DBS rolls out 'soft' tokens to replace all hardware tokens by June 2018

An e-mail sent by DBS to customers this week informing them of the new digital token.
An e-mail sent by DBS to customers this week informing them of the new digital token. PHOTO: DBS

SINGAPORE -  DBS is rolling out "soft" tokens for its 2.6 million online and mobile banking customers to replace hardware tokens. 

The soft token is being embedded in DBS' digibank app and personalised for every user in batches from Tuesday (April 11). It is used to generate the one-time passwords (OTP) needed for accessing banking accounts via the same app.

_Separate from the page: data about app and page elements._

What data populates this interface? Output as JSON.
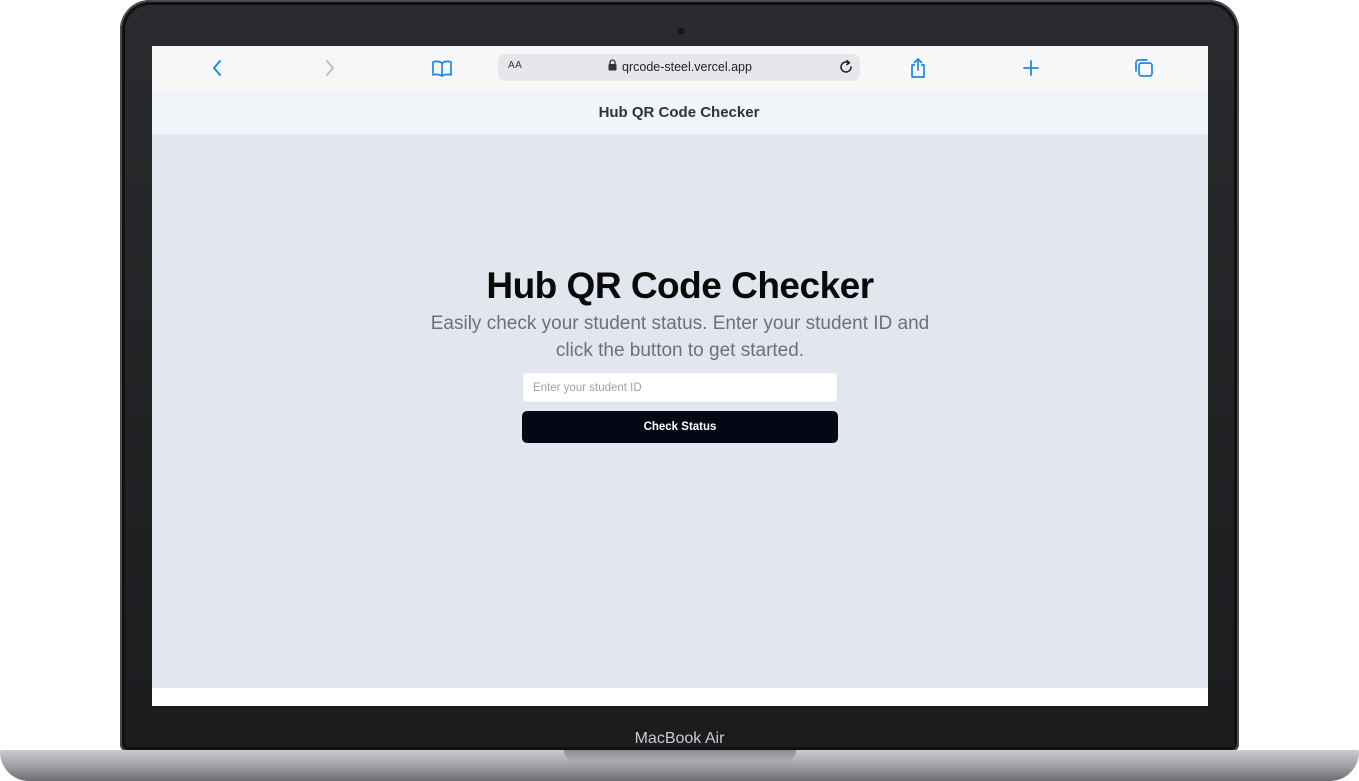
{
  "device": {
    "brand_label": "MacBook Air"
  },
  "browser": {
    "text_size_label": "AA",
    "url": "qrcode-steel.vercel.app",
    "icons": {
      "back": "chevron-left-icon",
      "forward": "chevron-right-icon",
      "bookmarks": "book-icon",
      "lock": "lock-icon",
      "reload": "reload-icon",
      "share": "share-icon",
      "new_tab": "plus-icon",
      "tabs": "tabs-icon"
    },
    "accent_color": "#1e88e5"
  },
  "site": {
    "header_title": "Hub QR Code Checker"
  },
  "hero": {
    "title": "Hub QR Code Checker",
    "subtitle": "Easily check your student status. Enter your student ID and click the button to get started."
  },
  "form": {
    "student_id_value": "",
    "student_id_placeholder": "Enter your student ID",
    "submit_label": "Check Status",
    "button_color": "#050814"
  }
}
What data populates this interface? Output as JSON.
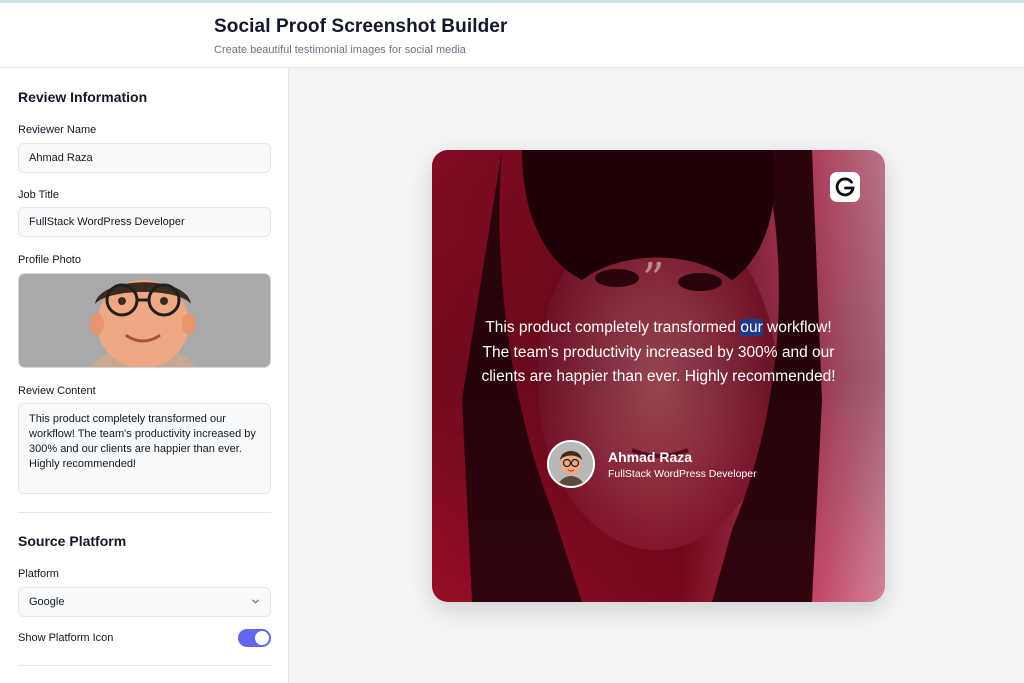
{
  "app": {
    "title": "Social Proof Screenshot Builder",
    "subtitle": "Create beautiful testimonial images for social media"
  },
  "review_section": {
    "title": "Review Information",
    "reviewer_name_label": "Reviewer Name",
    "reviewer_name_value": "Ahmad Raza",
    "job_title_label": "Job Title",
    "job_title_value": "FullStack WordPress Developer",
    "profile_photo_label": "Profile Photo",
    "review_content_label": "Review Content",
    "review_content_value": "This product completely transformed our workflow! The team's productivity increased by 300% and our clients are happier than ever. Highly recommended!"
  },
  "platform_section": {
    "title": "Source Platform",
    "platform_label": "Platform",
    "platform_value": "Google",
    "show_icon_label": "Show Platform Icon",
    "show_icon_enabled": true
  },
  "preview": {
    "platform_icon_letter": "G",
    "quote_mark": "”",
    "quote_before": "This product completely transformed ",
    "quote_highlight": "our",
    "quote_after": " workflow! The team's productivity increased by 300% and our clients are happier than ever. Highly recommended!",
    "author_name": "Ahmad Raza",
    "author_job": "FullStack WordPress Developer"
  },
  "colors": {
    "accent": "#6366f1",
    "card_tint": "#e11d48",
    "highlight": "#1e3a8a"
  }
}
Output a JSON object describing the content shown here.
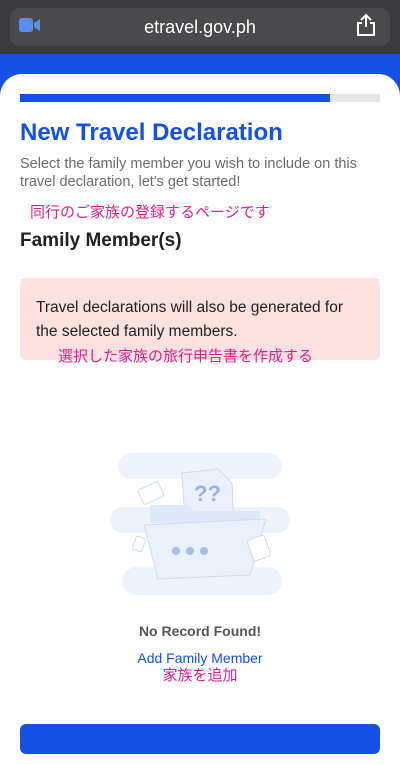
{
  "browser": {
    "url": "etravel.gov.ph",
    "left_icon": "video-camera-icon",
    "right_icon": "share-icon"
  },
  "progress": {
    "value": 0.86
  },
  "page": {
    "title": "New Travel Declaration",
    "subtitle": "Select the family member you wish to include on this travel declaration, let's get started!",
    "annotation_1": "同行のご家族の登録するページです",
    "section_title": "Family Member(s)",
    "notice_text": "Travel declarations will also be generated for the selected family members.",
    "annotation_2": "選択した家族の旅行申告書を作成する",
    "empty_illustration": "empty-folder-illustration",
    "empty_text": "No Record Found!",
    "add_link": "Add Family Member",
    "annotation_3": "家族を追加"
  },
  "colors": {
    "brand": "#1450e6",
    "annotation": "#e0208c",
    "notice_bg": "#fde0e0"
  }
}
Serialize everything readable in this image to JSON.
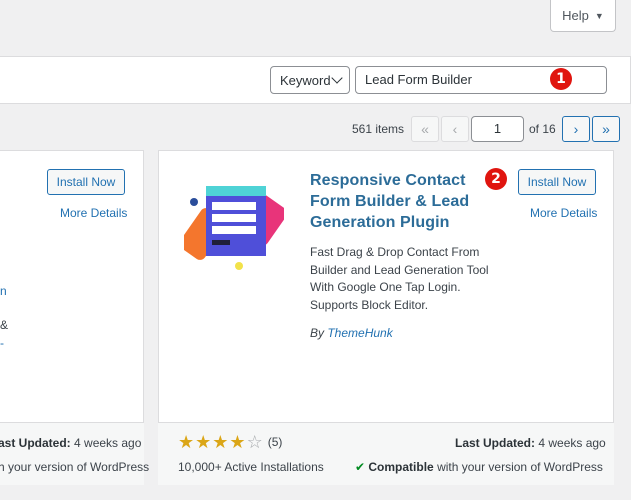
{
  "help_tab": {
    "label": "Help"
  },
  "filter": {
    "type_select": "Keyword",
    "search_value": "Lead Form Builder",
    "marker_1": "1",
    "marker_2": "2"
  },
  "pagination": {
    "items_count": "561 items",
    "first": "«",
    "prev": "‹",
    "current_page": "1",
    "of_total": "of 16",
    "next": "›",
    "last": "»"
  },
  "left_card": {
    "install_label": "Install Now",
    "more_details": "More Details",
    "fragment_1": "n",
    "fragment_2": "&",
    "fragment_3": "-",
    "last_updated_label": "ast Updated:",
    "last_updated_value": " 4 weeks ago",
    "compat_text": "h your version of WordPress"
  },
  "main_card": {
    "title": "Responsive Contact Form Builder & Lead Generation Plugin",
    "install_label": "Install Now",
    "more_details": "More Details",
    "description": "Fast Drag & Drop Contact From Builder and Lead Generation Tool With Google One Tap Login. Supports Block Editor.",
    "author_prefix": "By ",
    "author": "ThemeHunk",
    "rating_count": "(5)",
    "rating_stars": 4,
    "installs": "10,000+ Active Installations",
    "last_updated_label": "Last Updated:",
    "last_updated_value": " 4 weeks ago",
    "compat_bold": "Compatible",
    "compat_rest": " with your version of WordPress"
  },
  "colors": {
    "link": "#2271b1",
    "title": "#2c6c98",
    "marker": "#e0150f",
    "star": "#dba617"
  }
}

The bank, Singapore's largest, hopes to let customers ditch their physical tokens by June next year (2018), when the soft token is upgraded to take over all the functions of the hardware token.

This roll-out follows a successful trial which started in December last year involving some 200,000 customers.

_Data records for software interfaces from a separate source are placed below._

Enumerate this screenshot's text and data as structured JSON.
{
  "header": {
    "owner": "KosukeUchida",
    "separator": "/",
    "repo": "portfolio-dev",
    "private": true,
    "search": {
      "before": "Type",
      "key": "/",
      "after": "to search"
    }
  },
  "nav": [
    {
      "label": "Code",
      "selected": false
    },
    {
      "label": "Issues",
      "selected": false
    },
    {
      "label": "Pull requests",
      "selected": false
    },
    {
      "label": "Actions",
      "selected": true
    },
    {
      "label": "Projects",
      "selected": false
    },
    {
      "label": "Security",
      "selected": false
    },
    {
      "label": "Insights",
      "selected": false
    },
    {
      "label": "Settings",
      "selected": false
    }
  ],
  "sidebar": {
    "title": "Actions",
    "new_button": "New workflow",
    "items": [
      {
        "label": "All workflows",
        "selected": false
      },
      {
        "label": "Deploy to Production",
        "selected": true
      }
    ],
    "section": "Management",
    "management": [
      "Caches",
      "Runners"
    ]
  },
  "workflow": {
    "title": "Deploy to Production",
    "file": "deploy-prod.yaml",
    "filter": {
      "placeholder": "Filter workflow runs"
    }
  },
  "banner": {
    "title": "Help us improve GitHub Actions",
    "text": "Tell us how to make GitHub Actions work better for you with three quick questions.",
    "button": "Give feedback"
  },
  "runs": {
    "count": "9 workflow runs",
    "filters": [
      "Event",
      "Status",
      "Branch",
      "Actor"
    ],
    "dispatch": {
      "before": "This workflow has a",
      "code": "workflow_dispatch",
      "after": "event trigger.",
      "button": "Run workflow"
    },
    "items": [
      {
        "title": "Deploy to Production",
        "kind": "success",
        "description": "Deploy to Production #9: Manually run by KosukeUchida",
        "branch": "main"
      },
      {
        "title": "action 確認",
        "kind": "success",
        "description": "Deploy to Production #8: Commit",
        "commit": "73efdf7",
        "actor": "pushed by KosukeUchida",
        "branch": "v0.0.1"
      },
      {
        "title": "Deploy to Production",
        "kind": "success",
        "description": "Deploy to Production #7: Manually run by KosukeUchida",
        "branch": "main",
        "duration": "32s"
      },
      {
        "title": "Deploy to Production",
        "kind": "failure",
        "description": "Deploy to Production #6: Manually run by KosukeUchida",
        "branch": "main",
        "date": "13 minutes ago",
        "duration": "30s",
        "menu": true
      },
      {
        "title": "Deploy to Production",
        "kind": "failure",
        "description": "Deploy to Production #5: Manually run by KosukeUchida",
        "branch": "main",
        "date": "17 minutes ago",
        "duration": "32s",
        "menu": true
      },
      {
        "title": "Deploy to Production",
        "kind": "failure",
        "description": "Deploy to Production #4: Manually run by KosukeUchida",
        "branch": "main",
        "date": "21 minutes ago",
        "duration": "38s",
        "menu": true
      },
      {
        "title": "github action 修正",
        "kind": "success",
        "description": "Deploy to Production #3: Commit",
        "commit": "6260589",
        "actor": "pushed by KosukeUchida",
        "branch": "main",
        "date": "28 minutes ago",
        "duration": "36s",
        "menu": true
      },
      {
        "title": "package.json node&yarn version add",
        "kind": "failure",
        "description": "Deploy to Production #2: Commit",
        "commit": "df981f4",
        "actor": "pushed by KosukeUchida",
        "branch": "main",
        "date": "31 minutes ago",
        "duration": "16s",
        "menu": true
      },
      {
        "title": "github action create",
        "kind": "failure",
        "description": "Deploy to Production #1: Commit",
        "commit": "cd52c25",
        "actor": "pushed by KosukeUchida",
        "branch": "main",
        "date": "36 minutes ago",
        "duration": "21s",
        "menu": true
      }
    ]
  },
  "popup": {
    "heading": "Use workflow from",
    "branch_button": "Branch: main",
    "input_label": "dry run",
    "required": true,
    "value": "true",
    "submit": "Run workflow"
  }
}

"It's part of our innovation drive so that banking becomes simpler for customers," Mr Jeremy Soo, head of Consumer Banking Group Singapore at DBS Bank, told The Straits Times.

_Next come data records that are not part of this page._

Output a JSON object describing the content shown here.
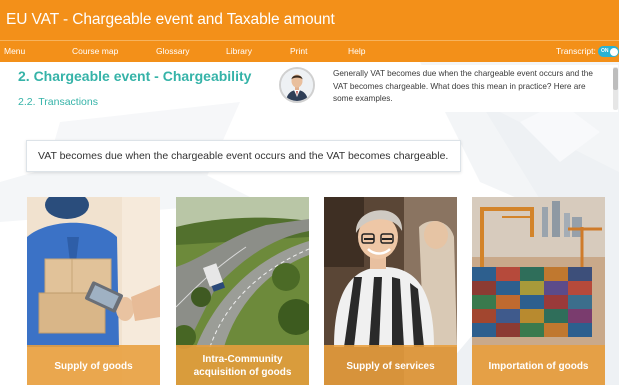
{
  "app": {
    "title": "EU VAT - Chargeable event and Taxable amount"
  },
  "menu": {
    "items": [
      {
        "label": "Menu"
      },
      {
        "label": "Course map"
      },
      {
        "label": "Glossary"
      },
      {
        "label": "Library"
      },
      {
        "label": "Print"
      },
      {
        "label": "Help"
      }
    ],
    "transcript_label": "Transcript:",
    "transcript_state": "ON"
  },
  "section": {
    "title": "2. Chargeable event - Chargeability",
    "subtitle": "2.2. Transactions"
  },
  "transcript": {
    "text": "Generally VAT becomes due when the chargeable event occurs and the VAT becomes chargeable. What does this mean in practice? Here are some examples."
  },
  "statement": {
    "text": "VAT becomes due when the chargeable event occurs and the VAT becomes chargeable."
  },
  "cards": [
    {
      "label": "Supply of goods",
      "image": "delivery-person-photo"
    },
    {
      "label": "Intra-Community acquisition of goods",
      "image": "highway-truck-photo"
    },
    {
      "label": "Supply of services",
      "image": "bartender-photo"
    },
    {
      "label": "Importation of goods",
      "image": "container-port-photo"
    }
  ],
  "colors": {
    "accent_orange": "#f39019",
    "teal": "#35b3a8",
    "toggle_blue": "#29b2d3"
  }
}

He assured customers that the bank is committed to provide the "highest level of security". Its digital token is encrypted and protected against phone malware, he added.


DBS hopes to let customers ditch their physical tokens by June 2018. PHOTO: DBS

For a start, the soft token targets mobile banking users. Customers will be alerted by the bank via an e-mail to register the soft token in the digibank app.

Once registered, they need not enter the OTP manually as it is automatically accepted by the app.

 

Over the next few months, the soft token will be upgraded to also generate OTPs for customers who access their banking accounts on their computers.

DBS will continue to issue hardware tokens until June next year, when the soft token has all the advanced features of the hardware token.

The advanced features are for authenticating high-risk transactions such as adding a payee or fund transfers.

The Straits Times estimates that the exercise could save the bank more than $12 million in hardware costs, as these tokens - priced at upwards of $10 each - are typically replaced every five years after their battery runs out.